Top of Data listing

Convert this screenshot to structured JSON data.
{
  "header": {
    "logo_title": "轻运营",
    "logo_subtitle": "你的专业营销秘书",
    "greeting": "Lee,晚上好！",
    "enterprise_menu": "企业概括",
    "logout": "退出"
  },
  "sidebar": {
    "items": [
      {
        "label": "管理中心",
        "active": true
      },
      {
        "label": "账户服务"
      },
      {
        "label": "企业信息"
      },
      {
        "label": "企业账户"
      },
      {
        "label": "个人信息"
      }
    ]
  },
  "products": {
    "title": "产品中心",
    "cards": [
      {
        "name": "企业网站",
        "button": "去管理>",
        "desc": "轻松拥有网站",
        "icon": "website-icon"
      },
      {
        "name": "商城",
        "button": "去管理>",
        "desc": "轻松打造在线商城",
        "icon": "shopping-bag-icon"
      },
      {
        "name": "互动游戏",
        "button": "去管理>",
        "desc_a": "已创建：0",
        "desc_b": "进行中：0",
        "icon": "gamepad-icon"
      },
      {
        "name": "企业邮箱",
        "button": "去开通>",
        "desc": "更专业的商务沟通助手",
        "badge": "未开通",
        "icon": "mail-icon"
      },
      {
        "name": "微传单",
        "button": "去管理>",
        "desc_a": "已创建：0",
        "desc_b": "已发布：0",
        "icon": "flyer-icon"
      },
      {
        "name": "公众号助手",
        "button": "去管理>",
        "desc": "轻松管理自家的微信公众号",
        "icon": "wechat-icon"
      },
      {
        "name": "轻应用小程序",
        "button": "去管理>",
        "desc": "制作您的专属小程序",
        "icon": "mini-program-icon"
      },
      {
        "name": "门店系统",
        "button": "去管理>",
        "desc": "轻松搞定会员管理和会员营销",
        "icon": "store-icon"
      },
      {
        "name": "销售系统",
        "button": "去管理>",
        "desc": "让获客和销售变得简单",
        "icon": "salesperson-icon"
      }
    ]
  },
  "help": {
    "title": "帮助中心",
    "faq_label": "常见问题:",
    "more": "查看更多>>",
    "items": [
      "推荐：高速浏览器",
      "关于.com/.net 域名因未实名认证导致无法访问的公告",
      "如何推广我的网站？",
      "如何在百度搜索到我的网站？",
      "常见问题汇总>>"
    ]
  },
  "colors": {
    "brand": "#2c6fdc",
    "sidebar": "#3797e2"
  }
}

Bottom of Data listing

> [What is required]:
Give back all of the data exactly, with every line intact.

> [Your response]:
Convert this screenshot to structured JSON data.
{
  "header": {
    "logo_title": "轻运营",
    "logo_subtitle": "你的专业营销秘书",
    "greeting": "Lee,晚上好！",
    "enterprise_menu": "企业概括",
    "logout": "退出"
  },
  "sidebar": {
    "items": [
      {
        "label": "管理中心",
        "active": true
      },
      {
        "label": "账户服务"
      },
      {
        "label": "企业信息"
      },
      {
        "label": "企业账户"
      },
      {
        "label": "个人信息"
      }
    ]
  },
  "products": {
    "title": "产品中心",
    "cards": [
      {
        "name": "企业网站",
        "button": "去管理>",
        "desc": "轻松拥有网站",
        "icon": "website-icon"
      },
      {
        "name": "商城",
        "button": "去管理>",
        "desc": "轻松打造在线商城",
        "icon": "shopping-bag-icon"
      },
      {
        "name": "互动游戏",
        "button": "去管理>",
        "desc_a": "已创建：0",
        "desc_b": "进行中：0",
        "icon": "gamepad-icon"
      },
      {
        "name": "企业邮箱",
        "button": "去开通>",
        "desc": "更专业的商务沟通助手",
        "badge": "未开通",
        "icon": "mail-icon"
      },
      {
        "name": "微传单",
        "button": "去管理>",
        "desc_a": "已创建：0",
        "desc_b": "已发布：0",
        "icon": "flyer-icon"
      },
      {
        "name": "公众号助手",
        "button": "去管理>",
        "desc": "轻松管理自家的微信公众号",
        "icon": "wechat-icon"
      },
      {
        "name": "轻应用小程序",
        "button": "去管理>",
        "desc": "制作您的专属小程序",
        "icon": "mini-program-icon"
      },
      {
        "name": "门店系统",
        "button": "去管理>",
        "desc": "轻松搞定会员管理和会员营销",
        "icon": "store-icon"
      },
      {
        "name": "销售系统",
        "button": "去管理>",
        "desc": "让获客和销售变得简单",
        "icon": "salesperson-icon"
      }
    ]
  },
  "help": {
    "title": "帮助中心",
    "faq_label": "常见问题:",
    "more": "查看更多>>",
    "items": [
      "推荐：高速浏览器",
      "关于.com/.net 域名因未实名认证导致无法访问的公告",
      "如何推广我的网站？",
      "如何在百度搜索到我的网站？",
      "常见问题汇总>>"
    ]
  },
  "colors": {
    "brand": "#2c6fdc",
    "sidebar": "#3797e2"
  }
}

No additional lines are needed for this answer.